### Assignment
Going line by line through the entries below, tally those that hold the string "this". Give only the total.

### Data for the task
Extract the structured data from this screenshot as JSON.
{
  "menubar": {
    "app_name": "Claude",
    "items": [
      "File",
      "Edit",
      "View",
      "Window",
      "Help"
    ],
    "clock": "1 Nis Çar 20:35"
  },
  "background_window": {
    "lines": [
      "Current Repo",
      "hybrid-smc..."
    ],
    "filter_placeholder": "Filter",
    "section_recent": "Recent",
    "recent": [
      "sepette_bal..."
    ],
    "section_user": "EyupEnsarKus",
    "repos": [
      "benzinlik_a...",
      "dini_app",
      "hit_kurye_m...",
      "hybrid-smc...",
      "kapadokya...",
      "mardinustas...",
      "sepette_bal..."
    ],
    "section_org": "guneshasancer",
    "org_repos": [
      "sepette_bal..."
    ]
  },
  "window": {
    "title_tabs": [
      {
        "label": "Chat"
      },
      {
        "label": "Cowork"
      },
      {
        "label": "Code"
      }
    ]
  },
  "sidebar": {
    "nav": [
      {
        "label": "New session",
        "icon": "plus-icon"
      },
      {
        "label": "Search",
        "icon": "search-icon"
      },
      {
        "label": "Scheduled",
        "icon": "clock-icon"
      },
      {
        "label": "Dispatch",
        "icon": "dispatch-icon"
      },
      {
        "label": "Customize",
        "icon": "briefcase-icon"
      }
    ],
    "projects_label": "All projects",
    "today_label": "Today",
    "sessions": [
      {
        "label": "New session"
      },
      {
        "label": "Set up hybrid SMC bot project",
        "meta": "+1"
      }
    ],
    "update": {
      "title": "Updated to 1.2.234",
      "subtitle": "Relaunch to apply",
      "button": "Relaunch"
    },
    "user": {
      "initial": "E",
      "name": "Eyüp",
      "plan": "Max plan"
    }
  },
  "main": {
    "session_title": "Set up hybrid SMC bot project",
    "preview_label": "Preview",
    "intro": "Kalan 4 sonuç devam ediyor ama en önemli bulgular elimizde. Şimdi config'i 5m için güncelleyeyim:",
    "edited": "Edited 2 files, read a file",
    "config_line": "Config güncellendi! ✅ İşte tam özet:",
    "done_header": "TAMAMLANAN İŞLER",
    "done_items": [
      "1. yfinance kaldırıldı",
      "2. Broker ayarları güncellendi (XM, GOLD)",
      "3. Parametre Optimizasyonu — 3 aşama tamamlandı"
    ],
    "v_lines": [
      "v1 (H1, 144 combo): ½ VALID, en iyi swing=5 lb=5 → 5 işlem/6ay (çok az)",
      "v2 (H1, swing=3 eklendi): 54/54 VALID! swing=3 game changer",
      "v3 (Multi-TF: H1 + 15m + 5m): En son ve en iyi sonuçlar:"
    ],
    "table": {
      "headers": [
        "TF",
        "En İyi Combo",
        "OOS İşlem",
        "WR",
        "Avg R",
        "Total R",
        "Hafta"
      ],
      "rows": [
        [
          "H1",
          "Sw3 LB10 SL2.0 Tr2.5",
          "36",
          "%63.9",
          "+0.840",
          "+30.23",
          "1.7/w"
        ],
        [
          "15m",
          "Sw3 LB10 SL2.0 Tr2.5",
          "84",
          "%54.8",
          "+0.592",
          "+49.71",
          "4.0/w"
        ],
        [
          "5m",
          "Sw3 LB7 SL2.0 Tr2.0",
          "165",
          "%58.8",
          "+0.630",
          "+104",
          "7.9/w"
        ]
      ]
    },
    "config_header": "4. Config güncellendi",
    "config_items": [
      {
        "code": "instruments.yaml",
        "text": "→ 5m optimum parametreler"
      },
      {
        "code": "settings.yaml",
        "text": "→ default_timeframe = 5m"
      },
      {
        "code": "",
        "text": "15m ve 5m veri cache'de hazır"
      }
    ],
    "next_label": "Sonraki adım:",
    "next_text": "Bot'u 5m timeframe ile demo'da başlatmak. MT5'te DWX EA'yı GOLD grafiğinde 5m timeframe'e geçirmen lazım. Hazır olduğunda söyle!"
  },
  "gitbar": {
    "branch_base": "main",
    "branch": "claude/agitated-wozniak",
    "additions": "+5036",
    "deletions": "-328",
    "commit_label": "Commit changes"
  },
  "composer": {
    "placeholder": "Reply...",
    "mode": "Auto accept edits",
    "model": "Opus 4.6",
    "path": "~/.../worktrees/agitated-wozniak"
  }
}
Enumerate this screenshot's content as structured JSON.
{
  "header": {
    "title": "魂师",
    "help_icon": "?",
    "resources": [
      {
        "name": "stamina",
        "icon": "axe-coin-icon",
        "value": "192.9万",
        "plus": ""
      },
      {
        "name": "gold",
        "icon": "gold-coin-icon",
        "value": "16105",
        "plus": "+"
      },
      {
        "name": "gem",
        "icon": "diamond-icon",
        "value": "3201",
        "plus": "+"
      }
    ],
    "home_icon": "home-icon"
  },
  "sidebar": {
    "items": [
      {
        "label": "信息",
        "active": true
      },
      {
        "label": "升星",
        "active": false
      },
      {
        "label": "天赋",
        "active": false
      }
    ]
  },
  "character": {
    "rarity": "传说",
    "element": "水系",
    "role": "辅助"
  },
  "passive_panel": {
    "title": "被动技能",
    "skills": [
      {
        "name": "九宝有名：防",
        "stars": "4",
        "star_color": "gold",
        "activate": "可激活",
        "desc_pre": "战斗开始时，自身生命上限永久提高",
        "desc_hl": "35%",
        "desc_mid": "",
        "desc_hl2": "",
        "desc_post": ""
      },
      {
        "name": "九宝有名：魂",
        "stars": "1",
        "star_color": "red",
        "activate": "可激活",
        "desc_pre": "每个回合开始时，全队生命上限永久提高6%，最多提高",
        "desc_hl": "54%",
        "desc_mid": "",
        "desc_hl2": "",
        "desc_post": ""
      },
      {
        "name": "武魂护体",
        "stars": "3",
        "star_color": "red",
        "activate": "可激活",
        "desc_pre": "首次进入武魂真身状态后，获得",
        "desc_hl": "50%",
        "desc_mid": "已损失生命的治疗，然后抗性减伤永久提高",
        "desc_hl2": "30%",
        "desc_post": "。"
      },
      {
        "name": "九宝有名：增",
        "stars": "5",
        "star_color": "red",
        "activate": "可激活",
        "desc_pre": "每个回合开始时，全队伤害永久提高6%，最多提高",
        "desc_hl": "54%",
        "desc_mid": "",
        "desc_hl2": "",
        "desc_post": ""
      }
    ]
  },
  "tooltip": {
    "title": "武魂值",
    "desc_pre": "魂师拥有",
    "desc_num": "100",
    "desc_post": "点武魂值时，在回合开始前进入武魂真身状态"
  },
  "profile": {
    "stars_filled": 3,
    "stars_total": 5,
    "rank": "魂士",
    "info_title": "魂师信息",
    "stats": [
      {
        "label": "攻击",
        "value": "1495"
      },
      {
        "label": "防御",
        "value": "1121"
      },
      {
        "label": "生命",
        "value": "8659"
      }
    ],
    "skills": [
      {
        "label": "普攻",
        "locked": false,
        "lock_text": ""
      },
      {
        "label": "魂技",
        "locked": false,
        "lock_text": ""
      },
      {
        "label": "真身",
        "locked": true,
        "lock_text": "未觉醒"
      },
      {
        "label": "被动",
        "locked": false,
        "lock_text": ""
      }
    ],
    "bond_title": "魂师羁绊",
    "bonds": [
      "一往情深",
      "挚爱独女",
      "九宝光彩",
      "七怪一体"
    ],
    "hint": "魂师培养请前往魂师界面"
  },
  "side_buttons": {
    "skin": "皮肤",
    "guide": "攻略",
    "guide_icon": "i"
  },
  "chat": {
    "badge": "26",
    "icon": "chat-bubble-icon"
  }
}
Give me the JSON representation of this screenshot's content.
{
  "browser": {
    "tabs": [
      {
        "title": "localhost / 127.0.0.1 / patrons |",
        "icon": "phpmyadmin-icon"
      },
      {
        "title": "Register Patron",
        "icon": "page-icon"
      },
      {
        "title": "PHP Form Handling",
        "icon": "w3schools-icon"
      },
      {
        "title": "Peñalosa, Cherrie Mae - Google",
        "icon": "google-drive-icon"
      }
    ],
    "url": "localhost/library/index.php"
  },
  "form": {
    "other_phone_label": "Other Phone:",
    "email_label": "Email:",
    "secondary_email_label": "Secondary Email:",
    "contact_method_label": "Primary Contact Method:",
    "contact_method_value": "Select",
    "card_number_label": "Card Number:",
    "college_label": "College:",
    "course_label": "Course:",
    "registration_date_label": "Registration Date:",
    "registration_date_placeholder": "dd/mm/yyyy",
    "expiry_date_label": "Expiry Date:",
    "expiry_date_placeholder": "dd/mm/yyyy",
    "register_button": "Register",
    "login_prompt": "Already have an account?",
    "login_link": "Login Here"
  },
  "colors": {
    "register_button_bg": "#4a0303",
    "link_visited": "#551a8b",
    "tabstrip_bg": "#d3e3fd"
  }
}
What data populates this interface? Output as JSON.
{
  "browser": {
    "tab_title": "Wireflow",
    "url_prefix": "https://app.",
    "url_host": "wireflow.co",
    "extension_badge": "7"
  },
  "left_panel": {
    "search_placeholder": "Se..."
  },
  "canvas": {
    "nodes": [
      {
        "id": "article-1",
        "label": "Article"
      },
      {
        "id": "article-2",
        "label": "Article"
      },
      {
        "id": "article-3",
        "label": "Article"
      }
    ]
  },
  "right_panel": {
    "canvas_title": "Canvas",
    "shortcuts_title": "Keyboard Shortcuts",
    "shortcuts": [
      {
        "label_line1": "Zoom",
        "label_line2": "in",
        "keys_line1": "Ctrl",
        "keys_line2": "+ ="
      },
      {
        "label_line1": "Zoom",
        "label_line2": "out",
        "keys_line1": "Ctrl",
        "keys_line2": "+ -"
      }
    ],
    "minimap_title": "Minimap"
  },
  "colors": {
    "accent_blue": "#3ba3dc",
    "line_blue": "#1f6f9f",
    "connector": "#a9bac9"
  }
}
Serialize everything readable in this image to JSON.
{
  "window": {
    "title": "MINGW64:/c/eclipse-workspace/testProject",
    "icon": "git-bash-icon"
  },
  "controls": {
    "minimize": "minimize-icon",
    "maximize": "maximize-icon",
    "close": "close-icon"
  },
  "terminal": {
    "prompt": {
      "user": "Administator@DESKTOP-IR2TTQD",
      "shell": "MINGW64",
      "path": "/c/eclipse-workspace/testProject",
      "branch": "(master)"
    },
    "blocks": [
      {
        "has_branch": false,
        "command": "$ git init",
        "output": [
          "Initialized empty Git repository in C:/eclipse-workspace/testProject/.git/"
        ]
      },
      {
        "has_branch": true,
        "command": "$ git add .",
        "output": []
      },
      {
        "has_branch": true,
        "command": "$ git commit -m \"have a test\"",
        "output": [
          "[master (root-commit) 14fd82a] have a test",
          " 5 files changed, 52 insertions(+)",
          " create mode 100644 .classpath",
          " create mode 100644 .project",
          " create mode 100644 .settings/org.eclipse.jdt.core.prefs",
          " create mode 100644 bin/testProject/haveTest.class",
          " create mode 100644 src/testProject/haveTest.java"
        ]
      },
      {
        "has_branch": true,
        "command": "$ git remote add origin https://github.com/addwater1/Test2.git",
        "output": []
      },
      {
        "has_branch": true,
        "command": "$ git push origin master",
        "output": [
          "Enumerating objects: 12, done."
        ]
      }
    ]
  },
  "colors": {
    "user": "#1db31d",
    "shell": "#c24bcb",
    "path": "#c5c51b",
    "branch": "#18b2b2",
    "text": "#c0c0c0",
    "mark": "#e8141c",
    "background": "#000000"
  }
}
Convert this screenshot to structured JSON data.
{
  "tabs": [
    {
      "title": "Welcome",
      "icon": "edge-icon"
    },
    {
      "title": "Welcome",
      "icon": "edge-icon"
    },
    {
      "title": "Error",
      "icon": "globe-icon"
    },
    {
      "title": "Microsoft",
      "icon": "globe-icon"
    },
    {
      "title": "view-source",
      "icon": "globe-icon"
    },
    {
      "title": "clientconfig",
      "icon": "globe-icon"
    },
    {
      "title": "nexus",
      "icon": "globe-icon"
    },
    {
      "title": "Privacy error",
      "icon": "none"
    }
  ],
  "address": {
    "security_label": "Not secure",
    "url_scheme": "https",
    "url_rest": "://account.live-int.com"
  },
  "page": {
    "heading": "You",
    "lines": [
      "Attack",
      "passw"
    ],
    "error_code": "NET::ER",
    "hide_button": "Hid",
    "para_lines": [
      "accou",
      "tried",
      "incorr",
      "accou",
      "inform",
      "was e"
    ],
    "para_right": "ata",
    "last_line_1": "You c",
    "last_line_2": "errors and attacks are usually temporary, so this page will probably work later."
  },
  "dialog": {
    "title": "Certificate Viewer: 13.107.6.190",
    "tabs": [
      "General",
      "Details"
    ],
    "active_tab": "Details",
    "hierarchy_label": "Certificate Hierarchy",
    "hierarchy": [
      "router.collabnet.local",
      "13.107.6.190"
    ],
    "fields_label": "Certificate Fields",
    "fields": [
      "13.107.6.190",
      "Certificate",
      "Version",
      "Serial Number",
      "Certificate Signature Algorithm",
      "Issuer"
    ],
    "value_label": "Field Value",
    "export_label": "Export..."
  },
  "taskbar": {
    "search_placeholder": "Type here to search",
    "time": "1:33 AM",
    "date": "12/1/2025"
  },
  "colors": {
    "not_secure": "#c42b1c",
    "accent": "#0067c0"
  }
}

### Result of the task
7